  • Howdy, pilgrim

    Ultraviolet Grasslands

  • Part One: Intentions

    12th April, 2016


    There are… things out there. To the North. To the East. Maybe they’re things gone wrong – glitches in the otherwise sublime order of nature. Maybe you’re the glitch and they’re here to put you right.

    Your screen is black. All you see is text describing the beginning of your story, an angle bracket and a blinking cursor. What do you do?

    Most people probably have some idea what they would do. They’d type “Take out sword” or “Look” or maybe just some variation on “Run away”. Some might not know. Others are nodding but haven’t actually been paying attention and are hoping to figure out what’s happening as we go along. That’s ok. Those people will go far. Pretending to understand is a valuable skill in any role in life. I hope. For the sake of this diary.

    For the 2nd and 3rd groups, I’m describing a work of interactive fiction – games like Zork, The Hitchhiker’s Guide to the Galaxy or the intricate Lovecraftian horror Anchorhead that are sometimes called text adventures. In most interactive fiction, the world is mainly depicted with text and players interact with it by typing commands like “Look”, “Use” or (if they’re the same person I was as a 13-year-old child) “Poo on”. More recently, choice-based games have come to the fore, like AAA-killer 80 Days or Channel 4 News’s Two Billion Miles, which allow interaction through hyperlinks and responses chosen from a list.

    I’m going to make one of these games.

    I genuinely have no idea where to start.

    My plan is to record the process of writing my first piece of interactive fiction in this bi-weekly (or so) series of diary entries, documenting my problems, failures and (potentially) successes. If I fail completely, the diaries should at least help other newbies avoid some of the pitfalls and give everyone else something to publicly laugh at.

    I’ve never made any kind of game before, and I don’t know much of anything about what’s involved in writing a work of interactive fiction. The only advice I have had so far has come from Megan Condis, skilled word-shaper at Unwinnable and coordinator of the Technical Writing Minor at Stephen F. Austin State University, which more or less amounted to telling me to calm down and eat a cookie. (First-rate advice, useful in any situation).

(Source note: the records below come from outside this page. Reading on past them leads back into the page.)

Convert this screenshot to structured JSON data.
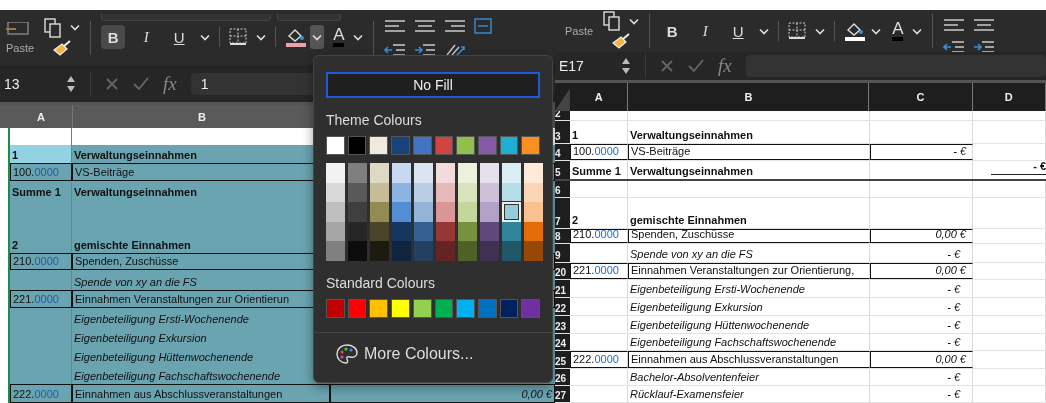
{
  "left_window": {
    "ribbon": {
      "paste_label": "Paste",
      "bold": "B",
      "bold_pressed": true,
      "italic": "I",
      "underline": "U",
      "font_colour_letter": "A",
      "fill_bar": {
        "color": "#e8a2a8"
      },
      "fill_menu_open": true
    },
    "formula_bar": {
      "name_box": "13",
      "function_label": "fx",
      "value": "1"
    },
    "columns": [
      "A",
      "B"
    ],
    "rows": [
      {
        "kind": "blank",
        "selected": false,
        "active": false
      },
      {
        "kind": "heading",
        "a": "1",
        "b": "Verwaltungseinnahmen",
        "selected": true,
        "active": true
      },
      {
        "kind": "account",
        "code": "100.",
        "decimals": "0000",
        "b": "VS-Beiträge",
        "selected": true,
        "active": false
      },
      {
        "kind": "heading",
        "a": "Summe 1",
        "b": "Verwaltungseinnahmen",
        "selected": true,
        "active": false
      },
      {
        "kind": "blank",
        "selected": true,
        "active": false
      },
      {
        "kind": "heading",
        "a": "2",
        "b": "gemischte Einnahmen",
        "selected": true,
        "active": false
      },
      {
        "kind": "account",
        "code": "210.",
        "decimals": "0000",
        "b": "Spenden, Zuschüsse",
        "selected": true,
        "active": false
      },
      {
        "kind": "item",
        "b": "Spende von xy an die FS",
        "selected": true,
        "active": false
      },
      {
        "kind": "account",
        "code": "221.",
        "decimals": "0000",
        "b": "Einnahmen Veranstaltungen zur Orientierun",
        "selected": true,
        "active": false
      },
      {
        "kind": "item",
        "b": "Eigenbeteiligung Ersti-Wochenende",
        "selected": true,
        "active": false
      },
      {
        "kind": "item",
        "b": "Eigenbeteiligung Exkursion",
        "selected": true,
        "active": false
      },
      {
        "kind": "item",
        "b": "Eigenbeteiligung Hüttenwochenende",
        "selected": true,
        "active": false
      },
      {
        "kind": "item",
        "b": "Eigenbeteiligung Fachschaftswochenende",
        "selected": true,
        "active": false
      },
      {
        "kind": "account",
        "code": "222.",
        "decimals": "0000",
        "b": "Einnahmen aus Abschlussveranstaltungen",
        "c": "0,00 €",
        "selected": true,
        "active": false
      }
    ]
  },
  "fill_menu": {
    "no_fill": "No Fill",
    "theme_title": "Theme Colours",
    "theme_colours": [
      {
        "color": "#ffffff"
      },
      {
        "color": "#000000"
      },
      {
        "color": "#eeeadd"
      },
      {
        "color": "#17427a"
      },
      {
        "color": "#4175c2"
      },
      {
        "color": "#d04543"
      },
      {
        "color": "#8fc14a"
      },
      {
        "color": "#8659a6"
      },
      {
        "color": "#1eaed0"
      },
      {
        "color": "#f8901f"
      }
    ],
    "shades": [
      [
        {
          "color": "#f2f2f2",
          "selected": false
        },
        {
          "color": "#d9d9d9",
          "selected": false
        },
        {
          "color": "#bfbfbf",
          "selected": false
        },
        {
          "color": "#a6a6a6",
          "selected": false
        },
        {
          "color": "#808080",
          "selected": false
        }
      ],
      [
        {
          "color": "#7f7f7f",
          "selected": false
        },
        {
          "color": "#595959",
          "selected": false
        },
        {
          "color": "#3f3f3f",
          "selected": false
        },
        {
          "color": "#262626",
          "selected": false
        },
        {
          "color": "#0d0d0d",
          "selected": false
        }
      ],
      [
        {
          "color": "#ddd9c3",
          "selected": false
        },
        {
          "color": "#c4bd97",
          "selected": false
        },
        {
          "color": "#948a54",
          "selected": false
        },
        {
          "color": "#4a452a",
          "selected": false
        },
        {
          "color": "#1d1b10",
          "selected": false
        }
      ],
      [
        {
          "color": "#c6d9f0",
          "selected": false
        },
        {
          "color": "#8db3e2",
          "selected": false
        },
        {
          "color": "#548dd4",
          "selected": false
        },
        {
          "color": "#17365d",
          "selected": false
        },
        {
          "color": "#0f243e",
          "selected": false
        }
      ],
      [
        {
          "color": "#dbe5f1",
          "selected": false
        },
        {
          "color": "#b8cce4",
          "selected": false
        },
        {
          "color": "#95b3d7",
          "selected": false
        },
        {
          "color": "#366092",
          "selected": false
        },
        {
          "color": "#244061",
          "selected": false
        }
      ],
      [
        {
          "color": "#f2dcdb",
          "selected": false
        },
        {
          "color": "#e5b9b7",
          "selected": false
        },
        {
          "color": "#d99694",
          "selected": false
        },
        {
          "color": "#953734",
          "selected": false
        },
        {
          "color": "#632423",
          "selected": false
        }
      ],
      [
        {
          "color": "#ebf1dd",
          "selected": false
        },
        {
          "color": "#d7e3bc",
          "selected": false
        },
        {
          "color": "#c3d69b",
          "selected": false
        },
        {
          "color": "#76923c",
          "selected": false
        },
        {
          "color": "#4f6128",
          "selected": false
        }
      ],
      [
        {
          "color": "#e5e0ec",
          "selected": false
        },
        {
          "color": "#ccc1d9",
          "selected": false
        },
        {
          "color": "#b2a2c7",
          "selected": false
        },
        {
          "color": "#5f497a",
          "selected": false
        },
        {
          "color": "#3f3151",
          "selected": false
        }
      ],
      [
        {
          "color": "#dbeef3",
          "selected": false
        },
        {
          "color": "#b7dde8",
          "selected": false
        },
        {
          "color": "#92cddc",
          "selected": true
        },
        {
          "color": "#31859b",
          "selected": false
        },
        {
          "color": "#205867",
          "selected": false
        }
      ],
      [
        {
          "color": "#fdeada",
          "selected": false
        },
        {
          "color": "#fbd5b5",
          "selected": false
        },
        {
          "color": "#fac08f",
          "selected": false
        },
        {
          "color": "#e36c09",
          "selected": false
        },
        {
          "color": "#974806",
          "selected": false
        }
      ]
    ],
    "standard_title": "Standard Colours",
    "standard_colours": [
      {
        "color": "#c00000"
      },
      {
        "color": "#ff0000"
      },
      {
        "color": "#ffc000"
      },
      {
        "color": "#ffff00"
      },
      {
        "color": "#92d050"
      },
      {
        "color": "#00b050"
      },
      {
        "color": "#00b0f0"
      },
      {
        "color": "#0070c0"
      },
      {
        "color": "#002060"
      },
      {
        "color": "#7030a0"
      }
    ],
    "more": "More Colours..."
  },
  "right_window": {
    "ribbon": {
      "paste_label": "Paste",
      "bold": "B",
      "bold_pressed": false,
      "italic": "I",
      "underline": "U",
      "font_colour_letter": "A",
      "fill_bar": {
        "color": "#ffffff"
      },
      "fill_menu_open": false
    },
    "formula_bar": {
      "name_box": "E17",
      "function_label": "fx"
    },
    "columns": [
      "A",
      "B",
      "C",
      "D"
    ],
    "rows": [
      {
        "header": "2",
        "kind": "blank"
      },
      {
        "header": "3",
        "kind": "heading",
        "a": "1",
        "b": "Verwaltungseinnahmen"
      },
      {
        "header": "4",
        "kind": "account",
        "code": "100.",
        "decimals": "0000",
        "b": "VS-Beiträge",
        "c": "-   €"
      },
      {
        "header": "5",
        "kind": "sum",
        "a": "Summe 1",
        "b": "Verwaltungseinnahmen",
        "d": "-   €"
      },
      {
        "header": "6",
        "kind": "blank"
      },
      {
        "header": "7",
        "kind": "heading",
        "a": "2",
        "b": "gemischte Einnahmen"
      },
      {
        "header": "8",
        "kind": "account",
        "code": "210.",
        "decimals": "0000",
        "b": "Spenden, Zuschüsse",
        "c": "0,00 €"
      },
      {
        "header": "9",
        "kind": "item",
        "b": "Spende von xy an die FS",
        "c": "- €"
      },
      {
        "header": "20",
        "kind": "account",
        "code": "221.",
        "decimals": "0000",
        "b": "Einnahmen Veranstaltungen zur Orientierung,",
        "c": "0,00 €"
      },
      {
        "header": "21",
        "kind": "item",
        "b": "Eigenbeteiligung Ersti-Wochenende",
        "c": "- €"
      },
      {
        "header": "22",
        "kind": "item",
        "b": "Eigenbeteiligung Exkursion",
        "c": "- €"
      },
      {
        "header": "23",
        "kind": "item",
        "b": "Eigenbeteiligung Hüttenwochenende",
        "c": "- €"
      },
      {
        "header": "24",
        "kind": "item",
        "b": "Eigenbeteiligung Fachschaftswochenende",
        "c": "- €"
      },
      {
        "header": "25",
        "kind": "account",
        "code": "222.",
        "decimals": "0000",
        "b": "Einnahmen aus Abschlussveranstaltungen",
        "c": "0,00 €"
      },
      {
        "header": "26",
        "kind": "item",
        "b": "Bachelor-Absolventenfeier",
        "c": "- €"
      },
      {
        "header": "27",
        "kind": "item",
        "b": "Rücklauf-Examensfeier",
        "c": "- €"
      }
    ]
  }
}
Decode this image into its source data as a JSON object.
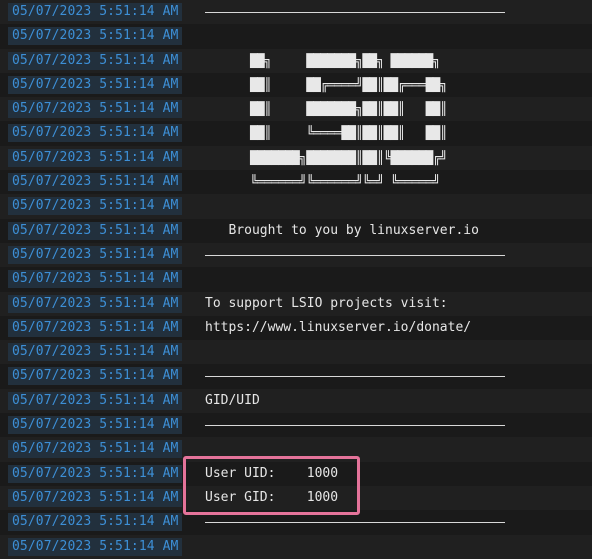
{
  "timestamp": "05/07/2023 5:51:14 AM",
  "logo_lines": [
    "██╗     ███████╗██╗ ██████╗",
    "██║     ██╔════╝██║██╔═══██╗",
    "██║     ███████╗██║██║   ██║",
    "██║     ╚════██║██║██║   ██║",
    "███████╗███████║██║╚██████╔╝",
    "╚══════╝╚══════╝╚═╝ ╚═════╝"
  ],
  "brought_by": "   Brought to you by linuxserver.io",
  "support_line": "To support LSIO projects visit:",
  "donate_url": "https://www.linuxserver.io/donate/",
  "gid_uid_header": "GID/UID",
  "user_uid": "User UID:    1000",
  "user_gid": "User GID:    1000"
}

    My only aim is to produce something that doesn’t (a) break your browser or (b) make you vomit any faith you had that there was goodness in this world out through your eyeballs.

    The last time I tried starting a diary, my next door neighbor found it and showed it to the girl I fancied in my class. Let’s hope this one works out a bit better.


    Declan Taggart doesn’t know what he’s doing. Please, help him. Get in touch on Twitter @NonsenseThunder and put him right, whether that’s with making this game or just generally in life. He needs you. Don’t let him down.